If your horse receives veterinary attention only when something is wrong, you could be putting his long-term health at risk. “So many problems of younger and older horses are easy to manage when caught early,” says Magnus. “But they are also very easy for an owner to miss until they’ve progressed to the point where the horse is obviously ill or in pain.” He recommends annual exams for all horses, including recording of vital signs, a lameness test, dental checkup and fecal egg count. In addition, his clinic offers a specialized “geriatric” wellness program for horses over the age of 15, which includes a complete blood screening to look for elevated enzyme levels that can indicate kidney or liver dysfunction. At-risk horses are also given a test for Cushing’s syndrome and X-rays are taken of their front hooves to look for laminitic changes.

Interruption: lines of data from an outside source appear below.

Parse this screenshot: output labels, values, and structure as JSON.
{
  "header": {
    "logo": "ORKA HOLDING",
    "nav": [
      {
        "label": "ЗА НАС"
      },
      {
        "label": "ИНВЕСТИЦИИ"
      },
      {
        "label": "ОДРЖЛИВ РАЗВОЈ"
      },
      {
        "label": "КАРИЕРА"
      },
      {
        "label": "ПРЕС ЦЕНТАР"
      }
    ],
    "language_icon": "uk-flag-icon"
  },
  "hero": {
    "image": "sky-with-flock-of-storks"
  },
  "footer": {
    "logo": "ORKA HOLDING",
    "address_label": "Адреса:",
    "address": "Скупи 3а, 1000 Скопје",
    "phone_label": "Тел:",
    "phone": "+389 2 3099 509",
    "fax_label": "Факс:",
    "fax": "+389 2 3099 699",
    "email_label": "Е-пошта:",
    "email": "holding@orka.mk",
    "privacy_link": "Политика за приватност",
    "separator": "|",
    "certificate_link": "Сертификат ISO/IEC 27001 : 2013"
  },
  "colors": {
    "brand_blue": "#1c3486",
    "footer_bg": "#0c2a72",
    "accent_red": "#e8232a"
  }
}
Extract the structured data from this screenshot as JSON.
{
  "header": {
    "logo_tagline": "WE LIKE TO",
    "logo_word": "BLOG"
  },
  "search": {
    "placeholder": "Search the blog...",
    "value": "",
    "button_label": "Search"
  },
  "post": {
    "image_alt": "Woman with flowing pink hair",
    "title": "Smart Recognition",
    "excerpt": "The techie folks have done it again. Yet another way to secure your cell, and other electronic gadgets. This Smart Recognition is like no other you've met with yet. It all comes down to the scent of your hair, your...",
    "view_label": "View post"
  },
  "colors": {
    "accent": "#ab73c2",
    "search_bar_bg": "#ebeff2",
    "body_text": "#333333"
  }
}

However, says Magnus, the most valuable part of the exam is just seeing the horse. “If I only see a horse every two or three years, it’s highly unlikely I’m going to notice the earliest signs of a disease. But if I get to look at a horse once or twice a year, I’m much more likely to catch something early. It’s the same as people who only go to a doctor once every 10 years–they could be in for a shock when they finally do go.”
Magnus adds that regular exams also help foster a relationship between clients and veterinarians, which can lead to better care for the horse. “The more I know about owners and their situations, the better equipped I am to help them make decisions regarding their animals’ care. Communication between people is an important part of caring for horses.”
Brosnahan also recommends routine veterinary visits for all horses and more regular exams as a horse ages. “I really encourage owners of older horses to have their veterinarian visit twice a year–just because,” she says. “When I see an older horse, I’ll do a general physical exam and talk about diet, management and any other concerns that may come up.” It may be practical to arrange such visits to coincide with spring or fall vaccinations, but don’t expect your veterinarian to simply make the time to examine an older horse–schedule an appointment specifically for a physical exam and consultation so no one feels rushed. Also consider making a list of concerns and questions before the visit so nothing slips your mind.
Overall, the routine management needs of older horses are pretty similar to those of younger animals. The one key difference, perhaps, is that consistency in care becomes increasingly important as the years pass–the older a horse becomes, the less able he will be to recover from illness, injury or parasite infestation. Your best insurance policy, then, is vigilance in seeing to your horse’s basic needs even when all seems to be going well. The benefits of this approach might not be immediately obvious, but they will become evident with every passing year your horse enjoys. You’ll certainly be glad that you took the time and made the effort.
This article originally appeared in the December 2004 issue of EQUUS magazine.